In April 2021, the University of Southern California (USC) was rocked by a lawsuit filed by a former student, Yi Youn Kim, accusing tenured Marshall School of Business professor Choong Whan Park of sexual assault and harassment. The lawsuit painted a disturbing picture of a predator targeting vulnerable female students, particularly those of Korean descent, while USC failed to take adequate action despite prior complaints.
Kim’s lawsuit alleged that Park subjected her to a pattern of non-consensual touching, hugging, kissing, and groping over a three-year period, beginning when she was an undergraduate student assistant in his research lab. She further claimed that Park made inappropriate sexual comments about her body and threatened her academic and professional prospects if she did not comply with his advances.
The lawsuit also named USC as a defendant, alleging that the university had been aware of Park’s predatory behavior for years but failed to take appropriate action. This included prior complaints from other students and a 2018 investigation by the university’s Office of Equity and Diversity (OED) that found Park in violation of the university’s sexual harassment policy.
The University’s Response
USC initially denied the allegations against Park, claiming that the OED investigation had cleared him of wrongdoing. However, the university later acknowledged that the OED report had not been finalized and that it had not taken any disciplinary action against Park.
In the wake of the lawsuit, USC announced a series of reforms aimed at strengthening its sexual misconduct policies and procedures. These reforms included the creation of a new Title IX office, the expansion of sexual violence prevention training, and the appointment of a special investigator to review the handling of sexual misconduct complaints.
Park’s Retirement and Ongoing Legal Proceedings
Park retired from USC in May 2021, shortly after the lawsuit was filed. He has denied all allegations of wrongdoing, and the criminal case against him is still pending.
The civil lawsuit against Park and USC is also ongoing. In June 2021, three additional women came forward with allegations of sexual harassment against Park, further bolstering Kim’s claims.
A Pattern of Institutional Failure
The C.W. Park lawsuit has exposed a pattern of institutional failure at USC, where the university allegedly turned a blind eye to credible allegations of sexual misconduct for years. This failure to protect students has had a devastating impact on the lives of those who have been victimized.

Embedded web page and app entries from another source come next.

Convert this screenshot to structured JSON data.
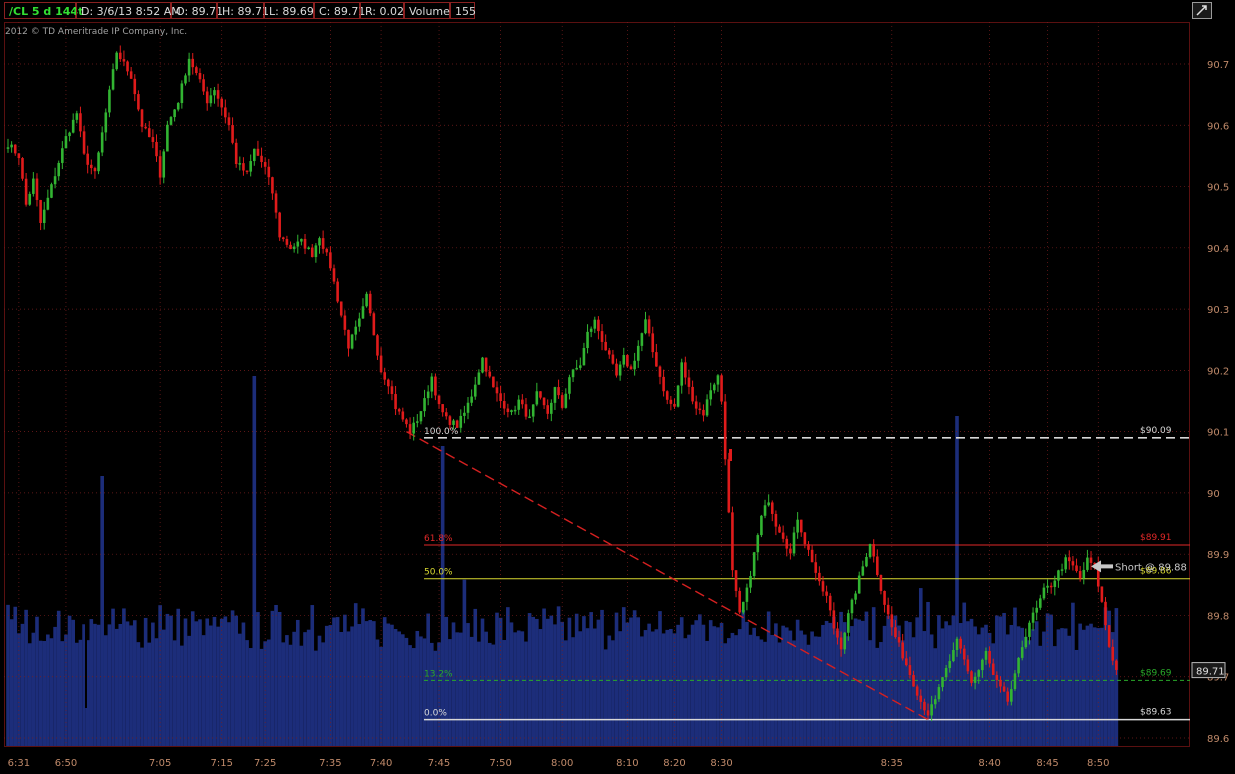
{
  "header": {
    "symbol": "/CL 5 d 144t",
    "date": "D: 3/6/13 8:52 AM",
    "open": "O: 89.71",
    "high": "H: 89.71",
    "low": "L: 89.69",
    "close": "C: 89.71",
    "range": "R: 0.02",
    "volume_label": "Volume",
    "volume_value": "155"
  },
  "copyright": "2012 © TD Ameritrade IP Company, Inc.",
  "colors": {
    "background": "#000000",
    "axis_text": "#c08a6a",
    "up": "#32b432",
    "down": "#e01b1b",
    "volume": "#1c2d7a",
    "fib_618": "#e02828",
    "fib_50": "#d8d830",
    "fib_132": "#2aa82a",
    "fib_100": "#d8d8d8",
    "trendline": "#d42020"
  },
  "chart_data": {
    "type": "candlestick",
    "y_ticks": [
      "90.7",
      "90.6",
      "90.5",
      "90.4",
      "90.3",
      "90.2",
      "90.1",
      "90",
      "89.9",
      "89.8",
      "89.7",
      "89.6"
    ],
    "ylim": [
      89.59,
      90.81
    ],
    "x_ticks": [
      "6:31",
      "6:50",
      "7:05",
      "7:15",
      "7:25",
      "7:35",
      "7:40",
      "7:45",
      "7:50",
      "8:00",
      "8:10",
      "8:20",
      "8:30",
      "8:35",
      "8:40",
      "8:45",
      "8:50"
    ],
    "x_tick_bars": [
      3,
      16,
      42,
      59,
      71,
      89,
      103,
      119,
      136,
      153,
      171,
      184,
      197,
      244,
      271,
      287,
      301
    ],
    "bar_count": 307,
    "anchors": [
      [
        0,
        90.57
      ],
      [
        3,
        90.55
      ],
      [
        5,
        90.47
      ],
      [
        7,
        90.51
      ],
      [
        9,
        90.44
      ],
      [
        13,
        90.52
      ],
      [
        16,
        90.58
      ],
      [
        19,
        90.62
      ],
      [
        21,
        90.55
      ],
      [
        24,
        90.52
      ],
      [
        27,
        90.62
      ],
      [
        30,
        90.72
      ],
      [
        34,
        90.68
      ],
      [
        37,
        90.6
      ],
      [
        40,
        90.57
      ],
      [
        42,
        90.52
      ],
      [
        44,
        90.6
      ],
      [
        47,
        90.64
      ],
      [
        50,
        90.71
      ],
      [
        53,
        90.67
      ],
      [
        55,
        90.64
      ],
      [
        57,
        90.66
      ],
      [
        59,
        90.63
      ],
      [
        61,
        90.6
      ],
      [
        63,
        90.54
      ],
      [
        66,
        90.52
      ],
      [
        68,
        90.56
      ],
      [
        71,
        90.53
      ],
      [
        73,
        90.49
      ],
      [
        75,
        90.42
      ],
      [
        78,
        90.4
      ],
      [
        81,
        90.41
      ],
      [
        84,
        90.39
      ],
      [
        86,
        90.42
      ],
      [
        89,
        90.37
      ],
      [
        92,
        90.29
      ],
      [
        94,
        90.24
      ],
      [
        97,
        90.28
      ],
      [
        99,
        90.32
      ],
      [
        101,
        90.26
      ],
      [
        103,
        90.2
      ],
      [
        105,
        90.18
      ],
      [
        107,
        90.14
      ],
      [
        109,
        90.12
      ],
      [
        111,
        90.1
      ],
      [
        113,
        90.12
      ],
      [
        115,
        90.15
      ],
      [
        117,
        90.19
      ],
      [
        119,
        90.14
      ],
      [
        121,
        90.12
      ],
      [
        124,
        90.11
      ],
      [
        126,
        90.13
      ],
      [
        128,
        90.16
      ],
      [
        131,
        90.22
      ],
      [
        134,
        90.17
      ],
      [
        136,
        90.15
      ],
      [
        139,
        90.13
      ],
      [
        141,
        90.15
      ],
      [
        144,
        90.12
      ],
      [
        146,
        90.16
      ],
      [
        149,
        90.13
      ],
      [
        151,
        90.17
      ],
      [
        153,
        90.14
      ],
      [
        155,
        90.19
      ],
      [
        158,
        90.21
      ],
      [
        160,
        90.26
      ],
      [
        162,
        90.28
      ],
      [
        164,
        90.25
      ],
      [
        166,
        90.22
      ],
      [
        168,
        90.19
      ],
      [
        170,
        90.22
      ],
      [
        172,
        90.2
      ],
      [
        174,
        90.24
      ],
      [
        176,
        90.28
      ],
      [
        178,
        90.23
      ],
      [
        180,
        90.19
      ],
      [
        182,
        90.15
      ],
      [
        184,
        90.14
      ],
      [
        186,
        90.21
      ],
      [
        188,
        90.17
      ],
      [
        190,
        90.14
      ],
      [
        192,
        90.13
      ],
      [
        194,
        90.17
      ],
      [
        196,
        90.19
      ],
      [
        197,
        90.15
      ],
      [
        198,
        90.06
      ],
      [
        200,
        89.87
      ],
      [
        202,
        89.8
      ],
      [
        204,
        89.84
      ],
      [
        206,
        89.9
      ],
      [
        208,
        89.96
      ],
      [
        210,
        89.99
      ],
      [
        212,
        89.95
      ],
      [
        214,
        89.93
      ],
      [
        216,
        89.9
      ],
      [
        218,
        89.96
      ],
      [
        220,
        89.92
      ],
      [
        222,
        89.89
      ],
      [
        224,
        89.85
      ],
      [
        226,
        89.83
      ],
      [
        228,
        89.78
      ],
      [
        230,
        89.75
      ],
      [
        232,
        89.8
      ],
      [
        234,
        89.84
      ],
      [
        236,
        89.88
      ],
      [
        238,
        89.92
      ],
      [
        240,
        89.87
      ],
      [
        242,
        89.82
      ],
      [
        244,
        89.78
      ],
      [
        246,
        89.75
      ],
      [
        248,
        89.72
      ],
      [
        250,
        89.69
      ],
      [
        252,
        89.66
      ],
      [
        254,
        89.64
      ],
      [
        256,
        89.66
      ],
      [
        258,
        89.7
      ],
      [
        260,
        89.72
      ],
      [
        262,
        89.76
      ],
      [
        264,
        89.73
      ],
      [
        266,
        89.69
      ],
      [
        268,
        89.71
      ],
      [
        270,
        89.74
      ],
      [
        272,
        89.7
      ],
      [
        274,
        89.68
      ],
      [
        276,
        89.66
      ],
      [
        278,
        89.7
      ],
      [
        280,
        89.75
      ],
      [
        282,
        89.79
      ],
      [
        284,
        89.81
      ],
      [
        286,
        89.84
      ],
      [
        288,
        89.85
      ],
      [
        290,
        89.87
      ],
      [
        292,
        89.89
      ],
      [
        294,
        89.88
      ],
      [
        296,
        89.86
      ],
      [
        298,
        89.89
      ],
      [
        300,
        89.88
      ],
      [
        302,
        89.82
      ],
      [
        304,
        89.75
      ],
      [
        306,
        89.71
      ]
    ],
    "volume_pct": [
      0.45,
      0.22,
      0.31,
      0.26,
      0.24,
      0.28,
      0.25,
      0.27,
      0.23,
      0.29,
      0.26,
      0.24,
      0.3,
      0.22,
      0.27,
      0.25,
      0.28,
      0.23,
      0.26,
      0.24,
      0.27,
      0.25,
      0.29,
      0.24,
      0.26,
      0.22,
      0.28,
      0.25,
      0.23,
      0.27,
      0.24,
      0.26,
      0.31,
      0.25,
      0.22,
      0.28,
      0.26,
      0.24,
      0.29,
      0.23,
      0.27,
      0.25
    ],
    "fibonacci": [
      {
        "label": "100.0%",
        "price": 90.09,
        "price_label": "$90.09",
        "color": "#d8d8d8",
        "style": "dashed"
      },
      {
        "label": "61.8%",
        "price": 89.915,
        "price_label": "$89.91",
        "color": "#e02828",
        "style": "solid"
      },
      {
        "label": "50.0%",
        "price": 89.86,
        "price_label": "$89.86",
        "color": "#d8d830",
        "style": "solid"
      },
      {
        "label": "13.2%",
        "price": 89.694,
        "price_label": "$89.69",
        "color": "#2aa82a",
        "style": "dashed"
      },
      {
        "label": "0.0%",
        "price": 89.63,
        "price_label": "$89.63",
        "color": "#d8d8d8",
        "style": "solid"
      }
    ],
    "trendline": {
      "from": [
        110,
        90.1
      ],
      "to": [
        254,
        89.63
      ]
    },
    "annotation": {
      "text": "Short @ 89.88",
      "price": 89.88,
      "bar": 299
    },
    "last_price": {
      "label": "89.71",
      "price": 89.71
    }
  }
}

The C.W. Park lawsuit is a stark reminder of the prevalence of sexual misconduct in higher education and the need for institutions to take strong and proactive measures to prevent and address it. USC’s handling of the Park case has been widely criticized, and the university has much work to do to regain the trust of its students and the public.
Q: What is the status of the criminal case against C.W. Park?
A: The criminal case against Park is still pending.
Q: What is the status of the civil lawsuit against C.W. Park and USC?
A: The civil lawsuit is still ongoing.
Q: What reforms has USC implemented in response to the C.W. Park lawsuit?
A: USC has implemented a series of reforms aimed at strengthening its sexual misconduct policies and procedures. These reforms include the creation of a new Title IX office, the expansion of sexual violence prevention training, and the appointment of a special investigator to review the handling of sexual misconduct complaints.
Q: What can students do to protect themselves from sexual misconduct?
A: Students should be aware of the resources available to them if they experience sexual misconduct. They should also report any incidents of sexual misconduct to the appropriate authorities.